Successful entrepreneurs don't view bookkeeping as an inherently negative thing. Rather, an obligation that needs to be handled with care. Even if you hate this aspect of running a business, you can apply basic procedures to stay on top of the paperwork. By doing so, you will save time, money, and a lot of stress.
Here are a few basic tips to gain control - and stay in control - of accounting tasks:
- Plan for major expenses - Nothing is worse than scrambling for a loan or making impromptu cuts when expenses become unavoidable. It is important to acknowledge seasonal ups and downs and be prepared for when the cash flow slows. If you can, put major events - such as hardware upgrades - on a calendar a year in advance, visualizing large expenses will help you save.
- Get organized - Effective bookkeeping requires accurate records. Spend some time thinking about your work habits and your company's workflow. Create a designated folder for storing receipts and other information and set aside time each week to update your books. Use a readily accessible in-basket for employees to turn in receipts and paid invoices.

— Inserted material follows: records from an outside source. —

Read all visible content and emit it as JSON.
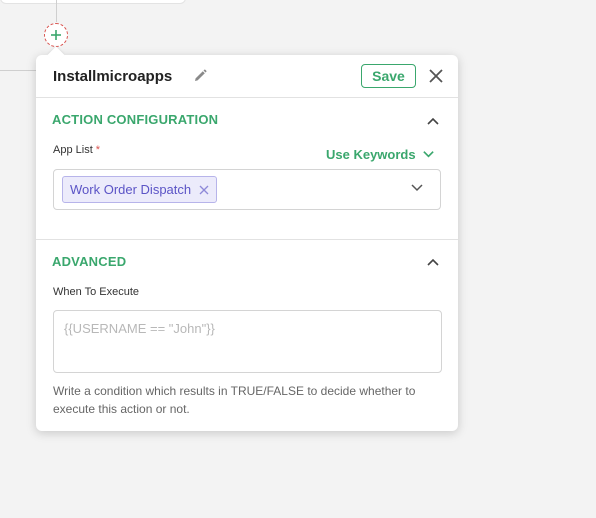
{
  "panel": {
    "title": "Installmicroapps",
    "save_label": "Save"
  },
  "action_configuration": {
    "title": "ACTION CONFIGURATION",
    "app_list_label": "App List",
    "required_mark": "*",
    "use_keywords_label": "Use Keywords",
    "selected_apps": [
      "Work Order Dispatch"
    ]
  },
  "advanced": {
    "title": "ADVANCED",
    "when_label": "When To Execute",
    "condition_placeholder": "{{USERNAME == \"John\"}}",
    "condition_value": "",
    "help_text": "Write a condition which results in TRUE/FALSE to decide whether to execute this action or not."
  },
  "colors": {
    "accent": "#3aa76d",
    "required": "#d9534f",
    "chip_text": "#5b54c6",
    "chip_bg": "#ecebfb"
  },
  "icons": {
    "add_node": "plus-icon",
    "edit": "pencil-icon",
    "close": "close-icon",
    "collapse": "chevron-up-icon",
    "dropdown": "chevron-down-icon",
    "chip_remove": "close-icon"
  }
}
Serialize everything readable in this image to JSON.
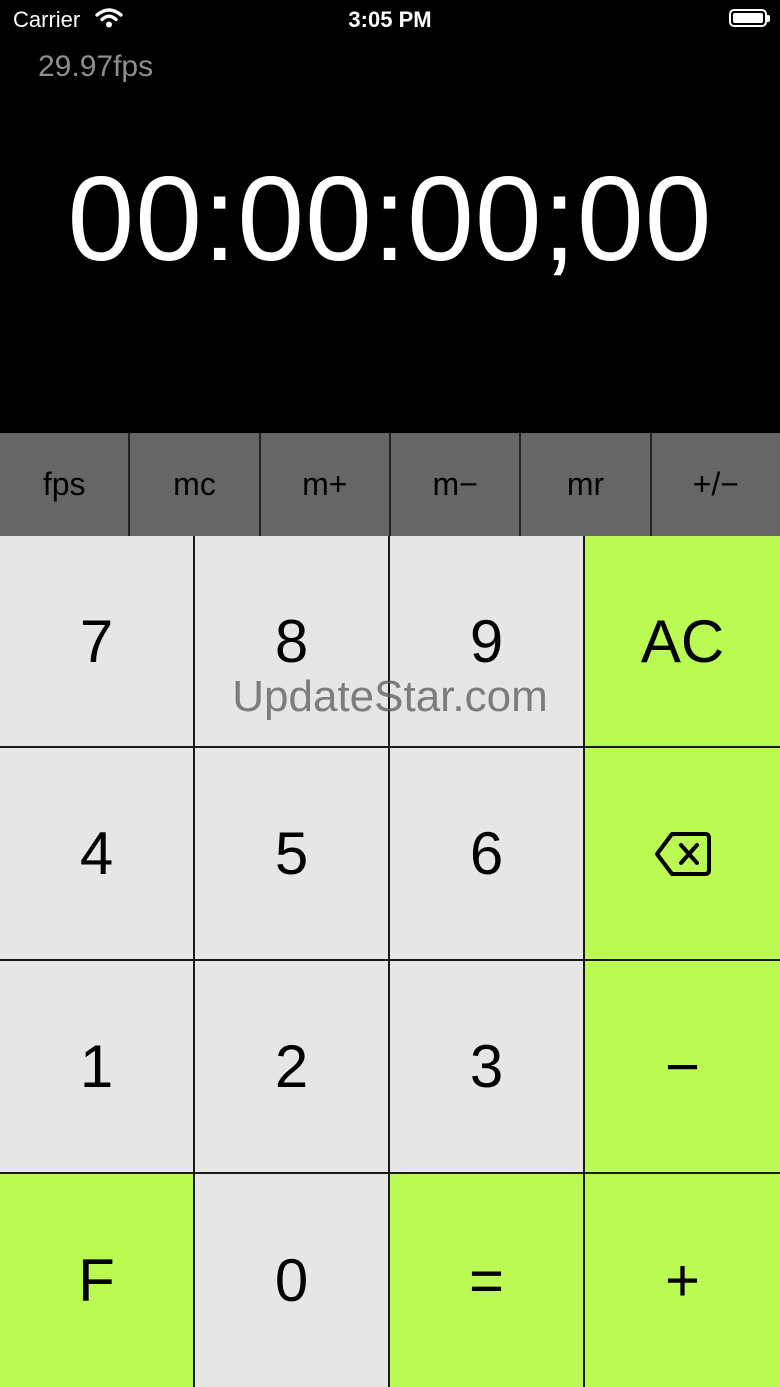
{
  "status_bar": {
    "carrier": "Carrier",
    "time": "3:05 PM"
  },
  "display": {
    "fps": "29.97fps",
    "timecode": "00:00:00;00"
  },
  "function_row": [
    "fps",
    "mc",
    "m+",
    "m−",
    "mr",
    "+/−"
  ],
  "keypad": {
    "k7": "7",
    "k8": "8",
    "k9": "9",
    "ac": "AC",
    "k4": "4",
    "k5": "5",
    "k6": "6",
    "k1": "1",
    "k2": "2",
    "k3": "3",
    "minus": "−",
    "f": "F",
    "k0": "0",
    "equals": "=",
    "plus": "+"
  },
  "watermark": "UpdateStar.com",
  "colors": {
    "accent": "#bbfa52",
    "key": "#e6e6e6",
    "function_row": "#666666"
  }
}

- Record deposits correctly - Adopt a system for keeping financial activities straight. Business owners regularly make a variety of deposits throughout the year (loans, revenue from sales, cash infusions from personal savings), it is common to erroneously record some deposits as income, and as consequence pay taxes on more money than you've actually made.
- Set aside money for paying taxes - Systematically set a portion of cash aside throughout the year specifically for paying company taxes. As we are all aware, the IRS can levy heavy penalties and interest for not filing returns on time.
- Go paperless - Storing tax documents for six years is a hassle, storing physical, individual pieces of tax documents for six years is a major hassle. Adopt a paperless solution: more organized, less wasteful, more secure. Another option is to purchase a small fireproof safe to store important personal documents (passport, life insurance, etc.) along with a regular backup of your bookkeeping software and tax returns saved on a flash drive. For extra data protection, consider offsite physical storage or online data storage for these records and scanned files.